A group of words that behave like a noun is a noun phrase. As a noun, these phrases describe a person, place, thing or idea. In a similar manner to nouns, noun phrases also act as subjects, objects or prepositional objects. We can say that noun phrases exhibit the properties of nouns. This phrase contains nouns and modifiers. Noun phrases can function as absolute, adjectives, infinitives, participles and prepositional phrases. A set of examples is given below:
- I want a cute kitten as my birthday gift.
- The end of the day is quite good today.
- The river is deeper in the middle.
- John lives in a wooden household.
- The little cat chased the laser light.
- All citizens should have access to clean water.
- Our decision to adopt a puppy was welcomed by our friends.
- She had to sit beside the silly angry boy.
- Rom cooked a meal for five people, even though there were only two of us.
- The fluffy cat is sitting on the bed.
A participle phrase seems like a verb but it functions as an adjective in a sentence. It modifies the noun present in the sentence. This phrase can take either present or past form of participle. While using the past participle, baked, cooked such types of verbs will be used on the other hand in case of present participle a verb ending with -ing is used. Participle phrases are generally used in newspaper articles and fiction works where people want to get more information in a few words. Let us take some examples:
- I saw him running for the train.
- Fond of painting, Katy has a beautiful collection.
- Cooking my own dinner for a year, I managed to have a healthy me.
- Jerry, smiling and waving, said goodbye.
- The bike moved very slowly on the road, clogged by the jam.
- Students planning to host a function must meet with the head of the department.
- Quickly opening the door, Mary found her father there.
- Maria observed her mother, cooking in the kitchen.
- Removing his shoes, Bob entered the water.
- Watched by millions, football is a popular game.
A group of words that consist of a preposition, object, and modifiers. Generally, these phrases modify a noun or pronoun. This phrase starts with a preposition and normally ends with a noun or pronoun. Let’s have a look at these phrases:
- According to the situation
- After a long time
- In the end
- Under the tree
- Above the table
- Into the river
- On a plane
- During the game
- In the evening
- On Monday
- At 12 O’clock
A prepositional phrase can act as an adjective or adverb.

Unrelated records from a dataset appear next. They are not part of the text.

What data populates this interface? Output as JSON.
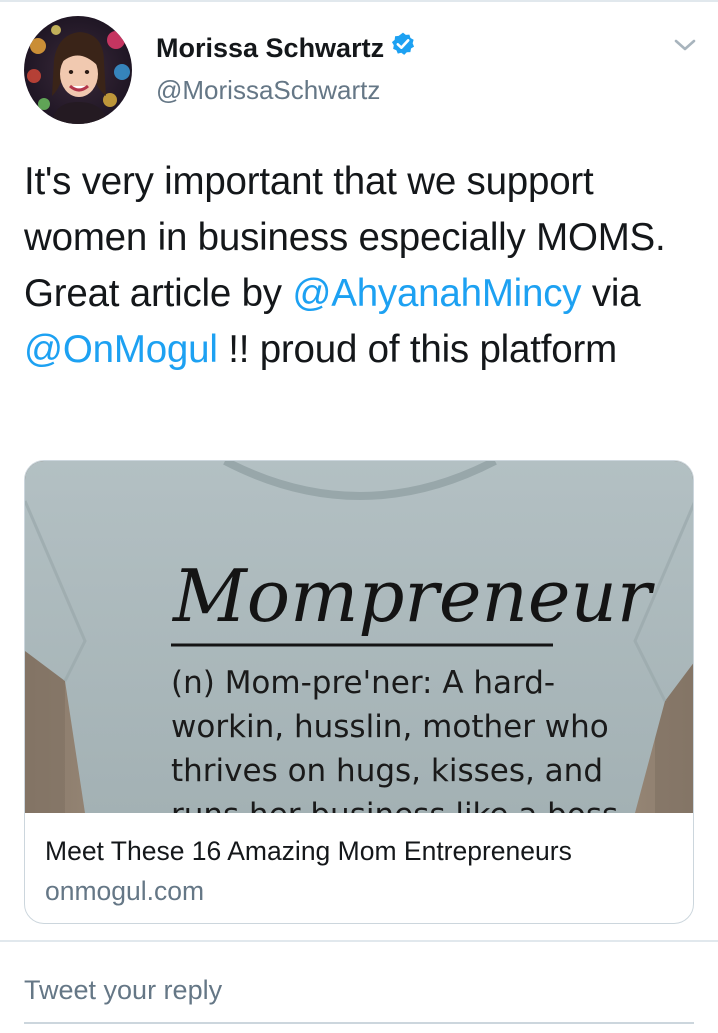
{
  "tweet": {
    "author": {
      "name": "Morissa Schwartz",
      "handle": "@MorissaSchwartz",
      "verified": true
    },
    "text_parts": [
      "It's very important that we support women in business especially MOMS. Great article by ",
      "@AhyanahMincy",
      " via ",
      "@OnMogul",
      " !! proud of this platform"
    ],
    "mentions": [
      "@AhyanahMincy",
      "@OnMogul"
    ]
  },
  "card": {
    "image": {
      "headline": "Mompreneur",
      "lines": [
        "(n) Mom-pre'ner: A hard-",
        "workin, husslin, mother who",
        "thrives on hugs, kisses, and",
        "runs her business like a boss"
      ]
    },
    "title": "Meet These 16 Amazing Mom Entrepreneurs",
    "domain": "onmogul.com"
  },
  "reply": {
    "placeholder": "Tweet your reply"
  },
  "colors": {
    "link": "#1da1f2",
    "secondary_text": "#657786",
    "verified_badge": "#1da1f2",
    "border": "#ccd6dd"
  },
  "icons": {
    "verified": "verified-badge-icon",
    "menu": "chevron-down-icon"
  }
}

Consider the following examples:
- Please buy a shirt with dots.
- The bike beside the black one is the one I want to purchase.
- A new bridge is under construction.

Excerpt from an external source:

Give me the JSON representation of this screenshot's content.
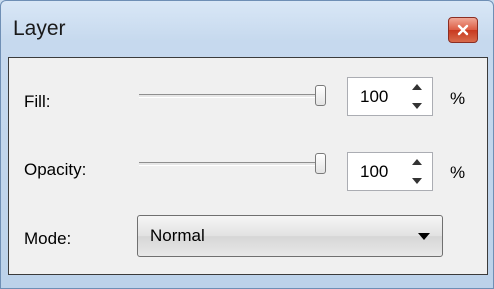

- All arrived at the same time.
- He is under treatment for the flu.
- She was walking along the beach.
- They were playing on the ground.
- He is given imprisonment for life.

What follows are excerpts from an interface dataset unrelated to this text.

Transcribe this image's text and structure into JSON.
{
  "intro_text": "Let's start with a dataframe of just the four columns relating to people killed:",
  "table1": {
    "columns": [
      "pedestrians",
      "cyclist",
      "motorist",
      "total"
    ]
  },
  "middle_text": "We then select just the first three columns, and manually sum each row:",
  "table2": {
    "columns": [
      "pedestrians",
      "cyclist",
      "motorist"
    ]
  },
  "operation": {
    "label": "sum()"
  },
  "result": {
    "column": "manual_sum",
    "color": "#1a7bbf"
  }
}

- Roby threw the stone in the river.
- He decided to leave home early for the station.
- A box of chocolate was found in his bag.
- The tree is in the middle of the ground.
- The blanket is in the box.
- Most of the syllabus has been completed.
A verb phrase contains a verb and its modifiers. In verb phrases, the main verb and auxiliary verbs are present. Helping verbs are am, is, are, was, were, being, been, has, have, had, etc. When various verbs come together and modify a sentence this is a verb phrase.
- Rose is coming back home.
- She is playing her game.
- Joseph is working on his computer.
- Bobby is dancing on the floor.
- Santa will distribute toffees as a part of the Christmas celebration.
- Rehan is not going with us to the zoo.
- Eva can play any chord on the guitar,
- We have gotten a heavy snowfall in the morning.
- Sophie is going to the hilly area this summer.
- Emma may have taken her cat with her on a ride.
- Do you think Emily will join the company?
- Robin will soon have his dream car.